Hanoi: Even though ratification of the controversial Trans-Pacific Partnership (TPP) has stalled in the US, President Barack Obama said he’s still “confident” the trade deal will earn the support of Congress.
“I remain confident we are going to get it done, and the reason I’m confident is because it is the right thing to do. It’s good for the country, it’s good for America, it’s good for the region, it’s good for the world,” Obama was quoted by RT online during a joint press conference with Vietnamese President Tran Dai Quang in Hanoi.
Leaders signed the 12-nation TPP, which includes the US and Vietnam as members, back in February, but it still requires ratification from each country’s lawmakers before it can go into effect.
That process has stumbled, though, as public outcry against international trade deals increases. In the US in particular, all three major-party presidential candidates have come out against the deal.
In Vietnam, Obama reiterated why he believes the TPP was so important, noting that the Asia-Pacific region is the fastest growing part of the world and represents a huge market for the US. He said the TPP would eliminate some 18,000 tariffs that have been placed on American goods sold in Asia.
“I have not yet seen a credible argument that once we get TPP in place we are going to be worse off,” he said. “We are demonstrably better off. American workers and American businesses are better off if we get this deal passed.”
However, opponents have railed against the TPP from the outset, criticizing the secret, years-long negotiations and arguing that it will primarily benefit large corporations, not workers. Protesters have argued that many of the regulations that would be stripped away would negatively affect laborers and the environment.

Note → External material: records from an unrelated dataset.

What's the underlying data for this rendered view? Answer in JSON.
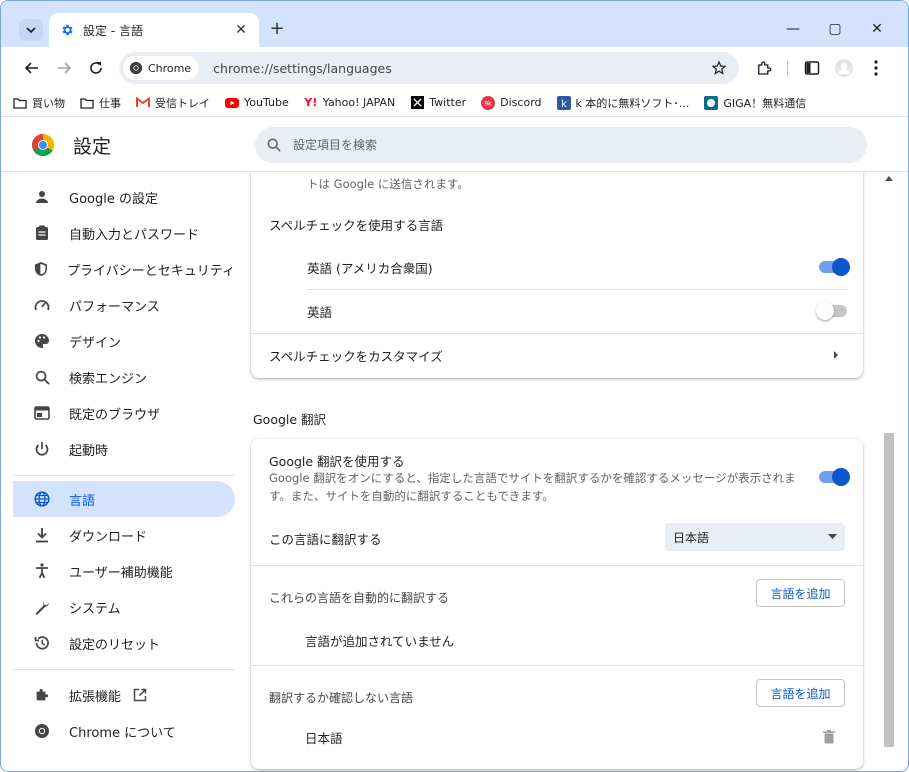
{
  "tab": {
    "title": "設定 - 言語",
    "close": "✕"
  },
  "window": {
    "minimize": "—",
    "maximize": "▢",
    "close": "✕"
  },
  "toolbar": {
    "chip_label": "Chrome",
    "url": "chrome://settings/languages"
  },
  "bookmarks": [
    {
      "label": "買い物",
      "icon": "folder-icon"
    },
    {
      "label": "仕事",
      "icon": "folder-icon"
    },
    {
      "label": "受信トレイ",
      "icon": "gmail-icon"
    },
    {
      "label": "YouTube",
      "icon": "youtube-icon"
    },
    {
      "label": "Yahoo! JAPAN",
      "icon": "yahoo-icon"
    },
    {
      "label": "Twitter",
      "icon": "x-icon"
    },
    {
      "label": "Discord",
      "icon": "discord-icon"
    },
    {
      "label": "k 本的に無料ソフト･...",
      "icon": "k-icon"
    },
    {
      "label": "GIGA！無料通信",
      "icon": "giga-icon"
    }
  ],
  "header": {
    "title": "設定",
    "search_placeholder": "設定項目を検索"
  },
  "sidebar": {
    "items": [
      {
        "label": "Google の設定",
        "icon": "person-icon"
      },
      {
        "label": "自動入力とパスワード",
        "icon": "clipboard-icon"
      },
      {
        "label": "プライバシーとセキュリティ",
        "icon": "shield-icon"
      },
      {
        "label": "パフォーマンス",
        "icon": "speedometer-icon"
      },
      {
        "label": "デザイン",
        "icon": "palette-icon"
      },
      {
        "label": "検索エンジン",
        "icon": "search-icon"
      },
      {
        "label": "既定のブラウザ",
        "icon": "browser-icon"
      },
      {
        "label": "起動時",
        "icon": "power-icon"
      },
      {
        "label": "言語",
        "icon": "globe-icon"
      },
      {
        "label": "ダウンロード",
        "icon": "download-icon"
      },
      {
        "label": "ユーザー補助機能",
        "icon": "accessibility-icon"
      },
      {
        "label": "システム",
        "icon": "wrench-icon"
      },
      {
        "label": "設定のリセット",
        "icon": "history-icon"
      },
      {
        "label": "拡張機能",
        "icon": "puzzle-icon"
      },
      {
        "label": "Chrome について",
        "icon": "chrome-icon"
      }
    ]
  },
  "main": {
    "top_card": {
      "partial_text": "トは Google に送信されます。",
      "spellcheck_title": "スペルチェックを使用する言語",
      "languages": [
        {
          "label": "英語 (アメリカ合衆国)",
          "enabled": true
        },
        {
          "label": "英語",
          "enabled": false
        }
      ],
      "customize_label": "スペルチェックをカスタマイズ"
    },
    "translate_section_title": "Google 翻訳",
    "translate_card": {
      "use_title": "Google 翻訳を使用する",
      "use_desc": "Google 翻訳をオンにすると、指定した言語でサイトを翻訳するかを確認するメッセージが表示されます。また、サイトを自動的に翻訳することもできます。",
      "use_enabled": true,
      "target_label": "この言語に翻訳する",
      "target_value": "日本語",
      "auto_label": "これらの言語を自動的に翻訳する",
      "add_language_label": "言語を追加",
      "no_languages": "言語が追加されていません",
      "never_label": "翻訳するか確認しない言語",
      "never_languages": [
        "日本語"
      ]
    }
  },
  "colors": {
    "accent": "#0b57d0",
    "active_bg": "#d3e3fd",
    "tabstrip": "#d3e3fd"
  }
}
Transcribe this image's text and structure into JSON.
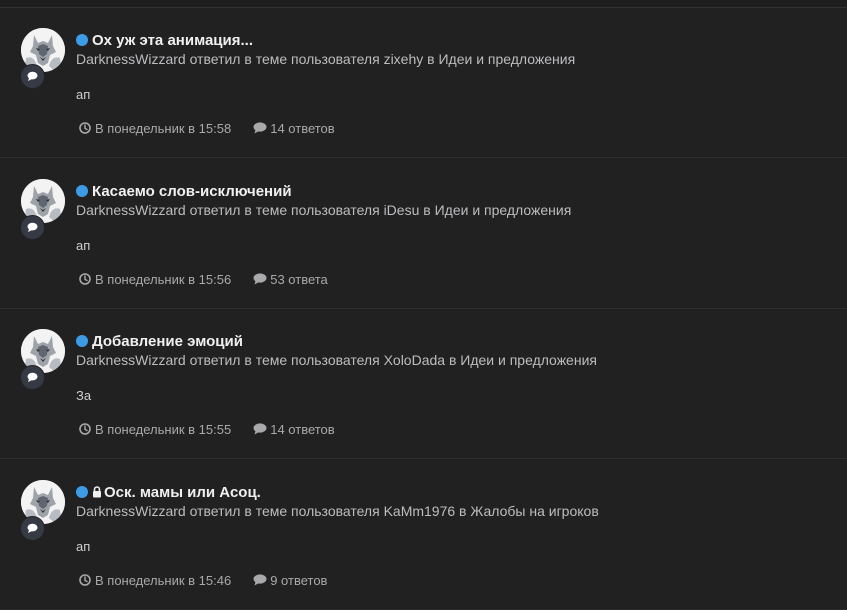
{
  "colors": {
    "background": "#1e1e1f",
    "row_background": "#212122",
    "unread_dot": "#3c9ce6",
    "title": "#f0f0f0",
    "text": "#bdbdbf",
    "meta": "#a9a9ab"
  },
  "items": [
    {
      "title": "Ох уж эта анимация...",
      "locked": false,
      "unread": true,
      "subtitle": "DarknessWizzard ответил в теме пользователя zixehy в Идеи и предложения",
      "snippet": "ап",
      "time": "В понедельник в 15:58",
      "replies": "14 ответов",
      "avatar_icon": "wolf-avatar",
      "type_icon": "comment-icon"
    },
    {
      "title": "Касаемо слов-исключений",
      "locked": false,
      "unread": true,
      "subtitle": "DarknessWizzard ответил в теме пользователя iDesu в Идеи и предложения",
      "snippet": "ап",
      "time": "В понедельник в 15:56",
      "replies": "53 ответа",
      "avatar_icon": "wolf-avatar",
      "type_icon": "comment-icon"
    },
    {
      "title": "Добавление эмоций",
      "locked": false,
      "unread": true,
      "subtitle": "DarknessWizzard ответил в теме пользователя XoloDada в Идеи и предложения",
      "snippet": "За",
      "time": "В понедельник в 15:55",
      "replies": "14 ответов",
      "avatar_icon": "wolf-avatar",
      "type_icon": "comment-icon"
    },
    {
      "title": "Оск. мамы или Асоц.",
      "locked": true,
      "unread": true,
      "subtitle": "DarknessWizzard ответил в теме пользователя KaMm1976 в Жалобы на игроков",
      "snippet": "ап",
      "time": "В понедельник в 15:46",
      "replies": "9 ответов",
      "avatar_icon": "wolf-avatar",
      "type_icon": "comment-icon"
    }
  ]
}
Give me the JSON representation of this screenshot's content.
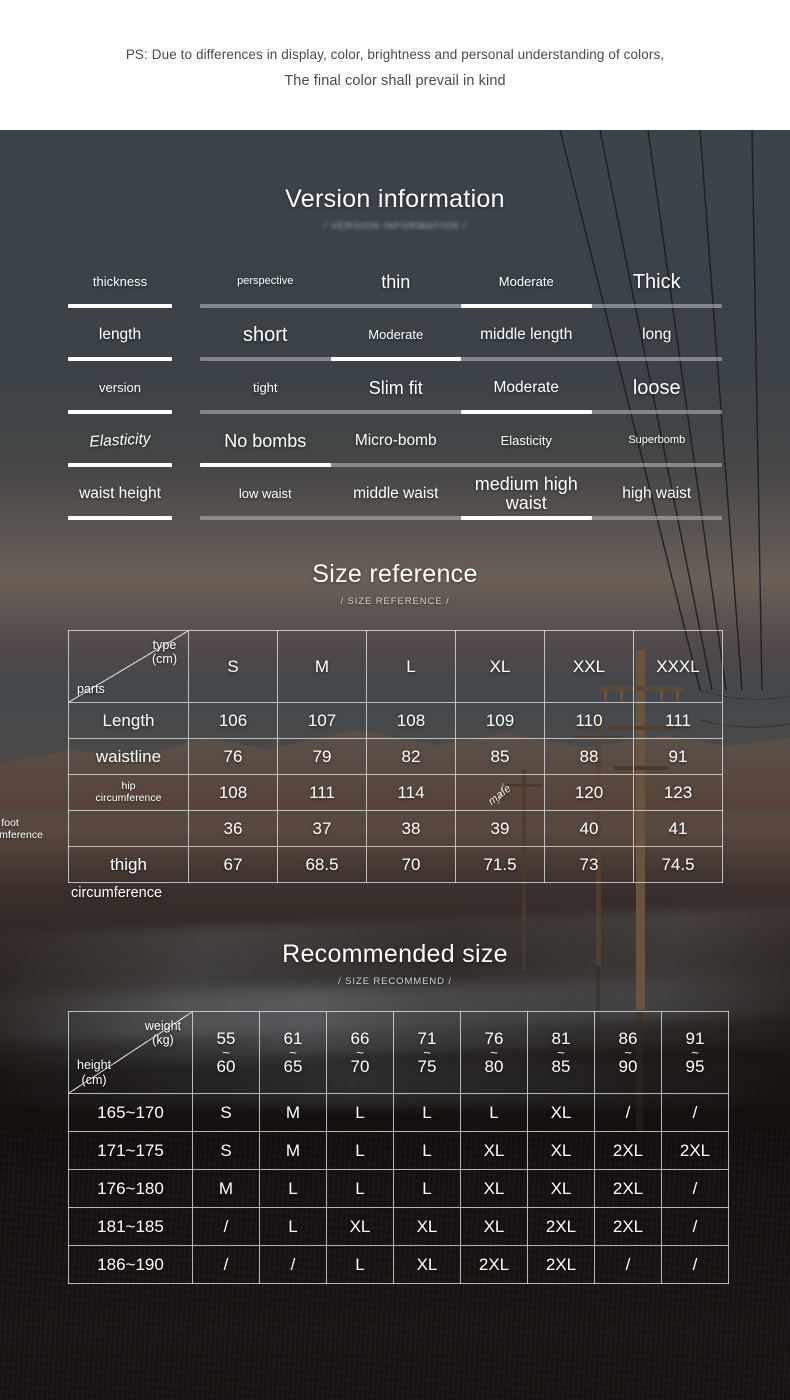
{
  "disclaimer": {
    "line1": "PS: Due to differences in display, color, brightness and personal understanding of colors,",
    "line2": "The final color shall prevail in kind"
  },
  "version_information": {
    "title": "Version information",
    "subtitle": "/ VERSION INFORMATION /",
    "rows": [
      {
        "label": "thickness",
        "label_size": "t-sm",
        "options": [
          {
            "text": "perspective",
            "size": "t-xs"
          },
          {
            "text": "thin",
            "size": "t-lg"
          },
          {
            "text": "Moderate",
            "size": "t-sm"
          },
          {
            "text": "Thick",
            "size": "t-xl"
          }
        ],
        "selected_index": 2
      },
      {
        "label": "length",
        "label_size": "t-md",
        "options": [
          {
            "text": "short",
            "size": "t-xl"
          },
          {
            "text": "Moderate",
            "size": "t-sm"
          },
          {
            "text": "middle length",
            "size": "t-md"
          },
          {
            "text": "long",
            "size": "t-md"
          }
        ],
        "selected_index": 1
      },
      {
        "label": "version",
        "label_size": "t-sm",
        "options": [
          {
            "text": "tight",
            "size": "t-sm"
          },
          {
            "text": "Slim fit",
            "size": "t-lg"
          },
          {
            "text": "Moderate",
            "size": "t-md"
          },
          {
            "text": "loose",
            "size": "t-xl"
          }
        ],
        "selected_index": 2
      },
      {
        "label": "Elasticity",
        "label_size": "t-md",
        "label_style": "italic-skew",
        "options": [
          {
            "text": "No bombs",
            "size": "t-lg"
          },
          {
            "text": "Micro-bomb",
            "size": "t-md"
          },
          {
            "text": "Elasticity",
            "size": "t-sm"
          },
          {
            "text": "Superbomb",
            "size": "t-xs"
          }
        ],
        "selected_index": 0
      },
      {
        "label": "waist height",
        "label_size": "t-md",
        "options": [
          {
            "text": "low waist",
            "size": "t-sm"
          },
          {
            "text": "middle waist",
            "size": "t-md"
          },
          {
            "text": "medium high waist",
            "size": "t-lg"
          },
          {
            "text": "high waist",
            "size": "t-md"
          }
        ],
        "selected_index": 2
      }
    ]
  },
  "size_reference": {
    "title": "Size reference",
    "subtitle": "/ SIZE REFERENCE /",
    "corner": {
      "top_right": "type (cm)",
      "bottom_left": "parts"
    },
    "columns": [
      "S",
      "M",
      "L",
      "XL",
      "XXL",
      "XXXL"
    ],
    "rows": [
      {
        "label": "Length",
        "label_small": false,
        "values": [
          "106",
          "107",
          "108",
          "109",
          "110",
          "111"
        ]
      },
      {
        "label": "waistline",
        "label_small": false,
        "values": [
          "76",
          "79",
          "82",
          "85",
          "88",
          "91"
        ]
      },
      {
        "label": "hip circumference",
        "label_small": true,
        "values": [
          "108",
          "111",
          "114",
          "male",
          "120",
          "123"
        ]
      },
      {
        "label": "foot circumference",
        "label_small": true,
        "spill": "left",
        "values": [
          "36",
          "37",
          "38",
          "39",
          "40",
          "41"
        ]
      },
      {
        "label": "thigh",
        "label_small": false,
        "spill": "below",
        "spill_text": "circumference",
        "values": [
          "67",
          "68.5",
          "70",
          "71.5",
          "73",
          "74.5"
        ]
      }
    ],
    "watermark": "male"
  },
  "recommended_size": {
    "title": "Recommended size",
    "subtitle": "/ SIZE RECOMMEND /",
    "corner": {
      "top_right": "weight (kg)",
      "bottom_left": "height (cm)"
    },
    "weight_columns": [
      {
        "from": "55",
        "to": "60"
      },
      {
        "from": "61",
        "to": "65"
      },
      {
        "from": "66",
        "to": "70"
      },
      {
        "from": "71",
        "to": "75"
      },
      {
        "from": "76",
        "to": "80"
      },
      {
        "from": "81",
        "to": "85"
      },
      {
        "from": "86",
        "to": "90"
      },
      {
        "from": "91",
        "to": "95"
      }
    ],
    "rows": [
      {
        "height": "165~170",
        "values": [
          "S",
          "M",
          "L",
          "L",
          "L",
          "XL",
          "/",
          "/"
        ]
      },
      {
        "height": "171~175",
        "values": [
          "S",
          "M",
          "L",
          "L",
          "XL",
          "XL",
          "2XL",
          "2XL"
        ]
      },
      {
        "height": "176~180",
        "values": [
          "M",
          "L",
          "L",
          "L",
          "XL",
          "XL",
          "2XL",
          "/"
        ]
      },
      {
        "height": "181~185",
        "values": [
          "/",
          "L",
          "XL",
          "XL",
          "XL",
          "2XL",
          "2XL",
          "/"
        ]
      },
      {
        "height": "186~190",
        "values": [
          "/",
          "/",
          "L",
          "XL",
          "2XL",
          "2XL",
          "/",
          "/"
        ]
      }
    ]
  },
  "colors": {
    "page_bg": "#ffffff",
    "photo_slate": "#3a4349",
    "photo_dark": "#151110",
    "text_on_photo": "#ffffff",
    "track": "#b9bec0",
    "track_fill": "#ffffff",
    "grid_line": "#e2e4e4"
  }
}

“It would make it easier to offshore American jobs, and it would push down their wages by putting them in direct competition with workers in Vietnam who don’t make but 65 cents an hour,” Lori Wallach, the director of Public Citizen’s Global Trade Watch, a non-profit consumer advocacy organization, told RT.